Most of us go through life without doing much of this work. Things happen, we react without thinking. Looking back, to reflect on our reactions takes time, but that’s not all. Reflection is a habit.  It is a process of excellence. Athletes do it. But thinking about our daily lives as something to improve to gold medal performance doesn’t feel necessary. Or maybe it’s not about excellence it’s about understanding. Maybe it’s about noticing who we are, noticing our reactions in the world, and making our stories within it.

Teaching children to be reflective, to think about what they do and why they do it may seem to be much more than how to read or write. But in fact, teaching students to understand who they are and be responsible for their actions is about reading and writing their lives.

A reflective mindset informs. It gives you data. How you reacted to the beetle, informs your future behavior.

Our writing and reading lives are about craft and structure and comprehension, but if we do it with reflection, it’s about who we are and who we can be in this world.


Celebrate: Reading Revelations

Yesterday I walked out of my classroom, not exhausted.  After week four, I’ve got my sea legs.

This year marks my thirteenth teaching fifth graders.  As a kid, it was my favorite grade. I guess it still is.  There are moments, though. Times when I think I should be doing something else. Times when I think, what was thinking. Times when the magnitude and impossibility of the task seem overwhelming. Times when I think only fools would dare. But then I have moments that make my heart so full I can’t imagine doing anything else.

Reading with students is one of those times. To be able to see what they do. How their brains attack a text. How they make sense of it. To be able to see what they do well and the magic of it is a celebration.

Yesterday I sat with Z. He struggled through a passage that, based on last year’s data he “should” have been able to read.  Afterward, he asked,”Can I read my book now?  I really want to read it.”

Crazy, I think. I’m pulling him from a text he wants to read to read something he can’t. 

I asked, “Can I see your book?”
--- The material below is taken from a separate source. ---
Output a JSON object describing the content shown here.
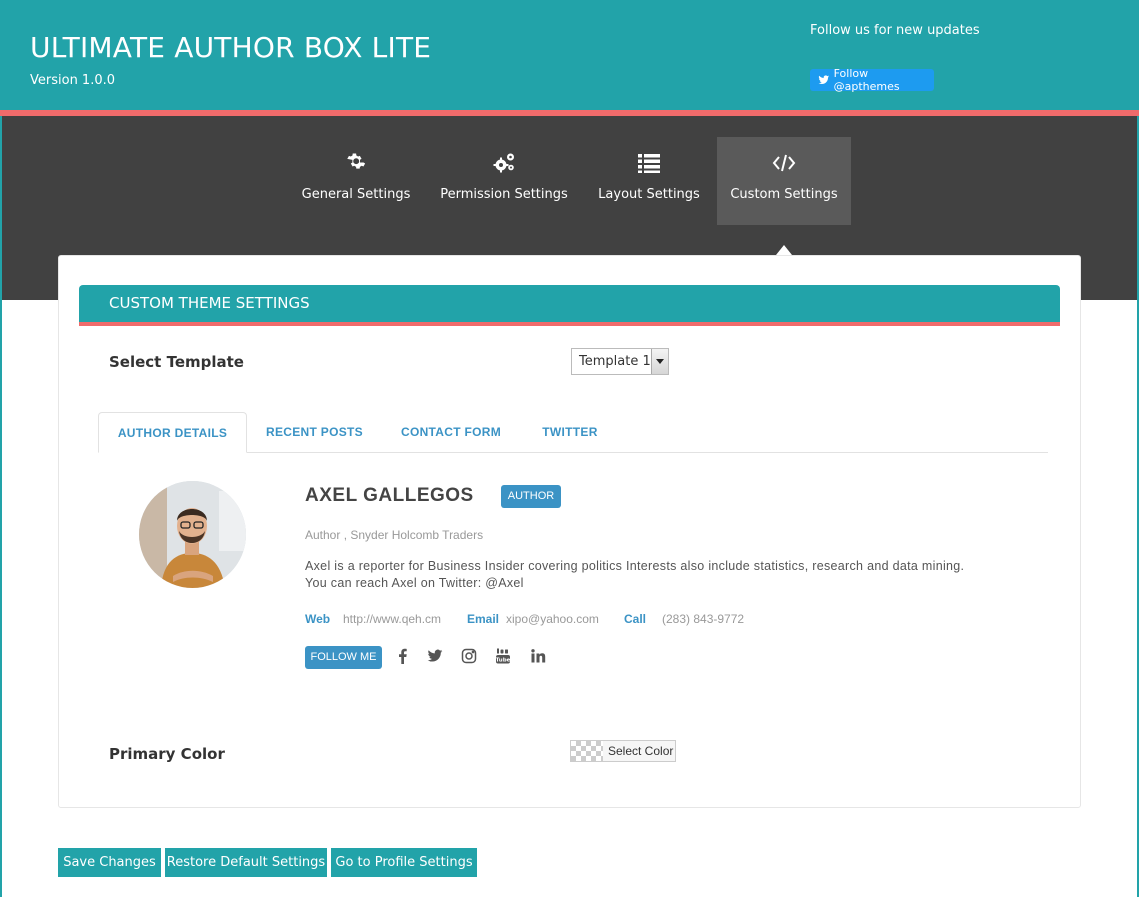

He runs to his reading spot on the carpet and brings back Touchdown Trouble.

I asked, “Would you read some of it to me?”

He reads. It fits, perfectly.  He has found a “just right” book.

I’m not sure what I said to him but, the juxtaposition of his reading an assessment text with his reading a book of choice floored me.  He couldn’t read a text that mattered to me. He could read a text that mattered to him. The book was the same level as the assessment text.


At the end of the day, I pulled out my reading notes. Documented here are the levels, the strengths, and needs of each child. I come to his name. I write: chooses just write books/favors sports stories and biography. Needs to learn to negotiate texts that he doesn’t choose. 

We have a journey ahead. To balance the texts he wants to read and cultivate the love of reading with the texts he has to read and grow his academic life. Both are important. Both are dependent upon the other. It’s like the heart and lungs.

Celebrating the journey.

Read other celebrations here at Ruth Ayers’ Discover, Play, Build.


Poetry Friday: Traces


Poetry can put me in that place of “huh?”

Like the student who hid
in a corner because she
didn’t want her friend to know,
I edged into poetry.
Until I found

lots of
white space
to take in

Now I give my students poems.
And I worry.
Will they love this?
Does it push their ten-year-old selves gently?
Can they feel and see the words?

From behind a picture book, I hear, “that’s beautiful language.”
The one that hid reads a poem and
says, “hey that’s what I did!” .

Traces of absorption
enough to sustain.


Thank you, Amy Ludwig VanDerwater @ The Poem Farm for hosting this week and always providing beautiful poetry for kids.